EXERCISE INPUT section start

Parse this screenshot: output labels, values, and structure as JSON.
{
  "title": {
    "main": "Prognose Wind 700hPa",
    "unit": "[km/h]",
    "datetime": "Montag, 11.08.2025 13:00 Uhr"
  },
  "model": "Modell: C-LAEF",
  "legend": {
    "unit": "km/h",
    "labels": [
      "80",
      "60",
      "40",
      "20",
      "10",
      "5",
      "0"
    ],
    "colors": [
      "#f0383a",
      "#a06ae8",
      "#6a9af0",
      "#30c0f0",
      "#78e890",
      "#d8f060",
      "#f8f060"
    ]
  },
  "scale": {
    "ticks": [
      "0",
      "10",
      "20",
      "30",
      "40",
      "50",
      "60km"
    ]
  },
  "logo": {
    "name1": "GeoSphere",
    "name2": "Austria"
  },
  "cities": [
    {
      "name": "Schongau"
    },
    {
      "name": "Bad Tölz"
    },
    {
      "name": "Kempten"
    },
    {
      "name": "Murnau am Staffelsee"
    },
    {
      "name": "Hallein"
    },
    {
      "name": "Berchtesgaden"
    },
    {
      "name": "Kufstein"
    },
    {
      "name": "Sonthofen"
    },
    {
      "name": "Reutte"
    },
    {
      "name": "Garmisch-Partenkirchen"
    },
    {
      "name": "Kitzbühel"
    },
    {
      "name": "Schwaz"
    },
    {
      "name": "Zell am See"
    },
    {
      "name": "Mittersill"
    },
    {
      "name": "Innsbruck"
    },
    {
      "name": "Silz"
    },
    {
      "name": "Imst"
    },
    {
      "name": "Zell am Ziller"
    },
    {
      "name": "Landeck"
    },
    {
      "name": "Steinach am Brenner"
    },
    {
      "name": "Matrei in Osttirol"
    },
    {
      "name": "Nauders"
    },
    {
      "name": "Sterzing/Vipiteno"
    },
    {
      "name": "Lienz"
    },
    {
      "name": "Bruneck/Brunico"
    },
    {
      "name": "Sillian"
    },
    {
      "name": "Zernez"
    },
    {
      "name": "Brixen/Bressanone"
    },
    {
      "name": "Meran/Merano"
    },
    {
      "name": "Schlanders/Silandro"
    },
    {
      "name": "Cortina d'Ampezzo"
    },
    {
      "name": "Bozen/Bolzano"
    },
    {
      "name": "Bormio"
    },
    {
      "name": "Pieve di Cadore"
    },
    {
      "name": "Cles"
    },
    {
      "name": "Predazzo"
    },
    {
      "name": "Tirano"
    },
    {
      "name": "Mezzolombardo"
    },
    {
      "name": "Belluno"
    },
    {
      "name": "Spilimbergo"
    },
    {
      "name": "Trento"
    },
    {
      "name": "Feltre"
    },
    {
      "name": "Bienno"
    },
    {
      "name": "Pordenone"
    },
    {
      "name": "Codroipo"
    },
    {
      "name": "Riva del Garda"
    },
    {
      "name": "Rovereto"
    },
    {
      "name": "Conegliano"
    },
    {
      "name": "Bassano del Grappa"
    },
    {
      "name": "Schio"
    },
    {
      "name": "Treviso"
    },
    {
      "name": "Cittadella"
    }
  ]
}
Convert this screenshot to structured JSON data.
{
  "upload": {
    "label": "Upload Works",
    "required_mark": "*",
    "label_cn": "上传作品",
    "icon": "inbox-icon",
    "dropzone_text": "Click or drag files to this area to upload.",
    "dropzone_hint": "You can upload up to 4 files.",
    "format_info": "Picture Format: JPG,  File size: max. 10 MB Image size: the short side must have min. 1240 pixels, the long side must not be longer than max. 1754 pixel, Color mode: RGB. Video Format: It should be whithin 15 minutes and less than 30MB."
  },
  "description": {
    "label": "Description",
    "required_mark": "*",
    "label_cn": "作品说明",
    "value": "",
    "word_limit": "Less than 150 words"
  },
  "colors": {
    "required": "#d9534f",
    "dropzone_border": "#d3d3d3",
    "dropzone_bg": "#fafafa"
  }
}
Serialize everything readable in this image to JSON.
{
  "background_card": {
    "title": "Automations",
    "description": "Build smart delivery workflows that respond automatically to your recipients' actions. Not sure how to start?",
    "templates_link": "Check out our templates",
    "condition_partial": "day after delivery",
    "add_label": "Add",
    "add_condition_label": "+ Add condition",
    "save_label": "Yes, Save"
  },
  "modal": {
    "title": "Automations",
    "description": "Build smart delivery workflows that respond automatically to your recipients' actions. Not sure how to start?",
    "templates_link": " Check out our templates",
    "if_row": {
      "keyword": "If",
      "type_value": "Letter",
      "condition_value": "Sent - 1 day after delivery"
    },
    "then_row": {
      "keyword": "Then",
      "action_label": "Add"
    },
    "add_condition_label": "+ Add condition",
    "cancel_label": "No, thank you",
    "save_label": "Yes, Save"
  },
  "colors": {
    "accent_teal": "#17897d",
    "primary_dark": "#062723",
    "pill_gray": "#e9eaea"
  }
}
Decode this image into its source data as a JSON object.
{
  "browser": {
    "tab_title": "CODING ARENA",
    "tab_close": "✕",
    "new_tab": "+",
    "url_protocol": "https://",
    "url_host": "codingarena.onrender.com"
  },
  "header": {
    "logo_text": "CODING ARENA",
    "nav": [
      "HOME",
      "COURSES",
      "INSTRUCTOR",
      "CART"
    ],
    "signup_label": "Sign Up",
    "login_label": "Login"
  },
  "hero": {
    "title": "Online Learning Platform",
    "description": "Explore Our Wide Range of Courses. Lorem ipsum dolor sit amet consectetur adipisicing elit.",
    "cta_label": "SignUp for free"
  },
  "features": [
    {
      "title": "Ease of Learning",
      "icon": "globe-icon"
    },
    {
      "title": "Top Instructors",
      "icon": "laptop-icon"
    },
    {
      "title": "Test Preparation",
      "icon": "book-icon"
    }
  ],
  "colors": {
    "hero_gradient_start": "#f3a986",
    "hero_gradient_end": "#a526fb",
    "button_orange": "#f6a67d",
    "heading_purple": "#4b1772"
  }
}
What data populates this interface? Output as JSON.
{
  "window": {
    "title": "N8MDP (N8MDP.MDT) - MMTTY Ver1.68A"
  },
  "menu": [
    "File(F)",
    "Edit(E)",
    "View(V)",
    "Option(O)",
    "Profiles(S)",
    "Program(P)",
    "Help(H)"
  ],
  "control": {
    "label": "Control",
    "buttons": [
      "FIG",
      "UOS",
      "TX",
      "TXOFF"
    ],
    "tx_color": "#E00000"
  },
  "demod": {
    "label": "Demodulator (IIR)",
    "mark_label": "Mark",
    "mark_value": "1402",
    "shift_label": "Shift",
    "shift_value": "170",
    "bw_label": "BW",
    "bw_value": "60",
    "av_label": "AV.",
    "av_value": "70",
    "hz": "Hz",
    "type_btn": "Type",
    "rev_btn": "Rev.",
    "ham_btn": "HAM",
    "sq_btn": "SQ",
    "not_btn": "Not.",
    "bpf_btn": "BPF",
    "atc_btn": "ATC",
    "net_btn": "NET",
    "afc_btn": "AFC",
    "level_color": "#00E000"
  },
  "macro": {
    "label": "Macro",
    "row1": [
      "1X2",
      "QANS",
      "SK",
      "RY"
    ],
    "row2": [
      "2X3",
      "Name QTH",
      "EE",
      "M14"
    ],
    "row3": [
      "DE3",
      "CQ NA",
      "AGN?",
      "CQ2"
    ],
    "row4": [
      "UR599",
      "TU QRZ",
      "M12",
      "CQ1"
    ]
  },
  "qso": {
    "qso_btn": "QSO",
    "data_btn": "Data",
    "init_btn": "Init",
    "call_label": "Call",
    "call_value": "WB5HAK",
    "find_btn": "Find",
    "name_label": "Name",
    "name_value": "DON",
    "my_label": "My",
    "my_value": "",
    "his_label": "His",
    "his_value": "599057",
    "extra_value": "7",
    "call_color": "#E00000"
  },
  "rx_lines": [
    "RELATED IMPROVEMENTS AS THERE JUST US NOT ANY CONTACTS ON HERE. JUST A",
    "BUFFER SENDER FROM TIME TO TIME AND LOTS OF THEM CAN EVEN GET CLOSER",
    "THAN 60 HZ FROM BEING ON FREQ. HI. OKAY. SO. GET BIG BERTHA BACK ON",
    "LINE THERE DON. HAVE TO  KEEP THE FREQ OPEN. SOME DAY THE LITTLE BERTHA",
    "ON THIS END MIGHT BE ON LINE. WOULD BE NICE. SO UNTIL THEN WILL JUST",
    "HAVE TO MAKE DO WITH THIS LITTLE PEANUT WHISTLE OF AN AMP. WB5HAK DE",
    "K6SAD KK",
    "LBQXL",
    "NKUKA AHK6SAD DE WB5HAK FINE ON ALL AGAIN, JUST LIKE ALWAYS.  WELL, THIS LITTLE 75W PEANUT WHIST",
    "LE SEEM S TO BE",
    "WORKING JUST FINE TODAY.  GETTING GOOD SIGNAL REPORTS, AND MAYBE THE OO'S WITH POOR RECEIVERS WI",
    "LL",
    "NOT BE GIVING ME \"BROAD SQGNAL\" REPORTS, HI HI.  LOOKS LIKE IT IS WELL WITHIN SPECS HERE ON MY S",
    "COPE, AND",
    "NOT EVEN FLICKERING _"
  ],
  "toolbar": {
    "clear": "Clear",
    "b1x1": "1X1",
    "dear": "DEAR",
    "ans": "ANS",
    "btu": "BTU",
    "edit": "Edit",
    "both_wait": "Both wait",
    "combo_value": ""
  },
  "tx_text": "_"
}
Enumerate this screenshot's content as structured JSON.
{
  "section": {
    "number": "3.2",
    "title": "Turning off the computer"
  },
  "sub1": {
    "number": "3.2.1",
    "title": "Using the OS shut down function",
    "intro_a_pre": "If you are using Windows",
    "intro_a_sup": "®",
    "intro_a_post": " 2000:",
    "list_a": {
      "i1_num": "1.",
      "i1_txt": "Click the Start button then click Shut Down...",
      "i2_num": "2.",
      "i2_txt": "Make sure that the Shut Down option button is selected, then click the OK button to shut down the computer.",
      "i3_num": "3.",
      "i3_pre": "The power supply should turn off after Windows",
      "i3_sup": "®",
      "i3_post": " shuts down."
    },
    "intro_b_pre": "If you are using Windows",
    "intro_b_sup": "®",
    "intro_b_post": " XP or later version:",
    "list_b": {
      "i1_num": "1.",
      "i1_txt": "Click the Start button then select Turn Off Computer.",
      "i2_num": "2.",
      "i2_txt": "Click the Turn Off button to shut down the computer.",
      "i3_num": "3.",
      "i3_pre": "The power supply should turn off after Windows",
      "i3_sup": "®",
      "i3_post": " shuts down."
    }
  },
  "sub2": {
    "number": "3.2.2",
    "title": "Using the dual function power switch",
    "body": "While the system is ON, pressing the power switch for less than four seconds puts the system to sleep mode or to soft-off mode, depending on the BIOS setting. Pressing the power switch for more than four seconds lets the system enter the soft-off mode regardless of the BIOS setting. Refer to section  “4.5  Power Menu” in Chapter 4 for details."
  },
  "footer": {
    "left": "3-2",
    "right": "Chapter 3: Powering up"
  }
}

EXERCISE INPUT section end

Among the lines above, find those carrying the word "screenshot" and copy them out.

> **TASK SOLUTION**
Parse this screenshot: output labels, values, and structure as JSON.
Convert this screenshot to structured JSON data.
Enumerate this screenshot's content as structured JSON.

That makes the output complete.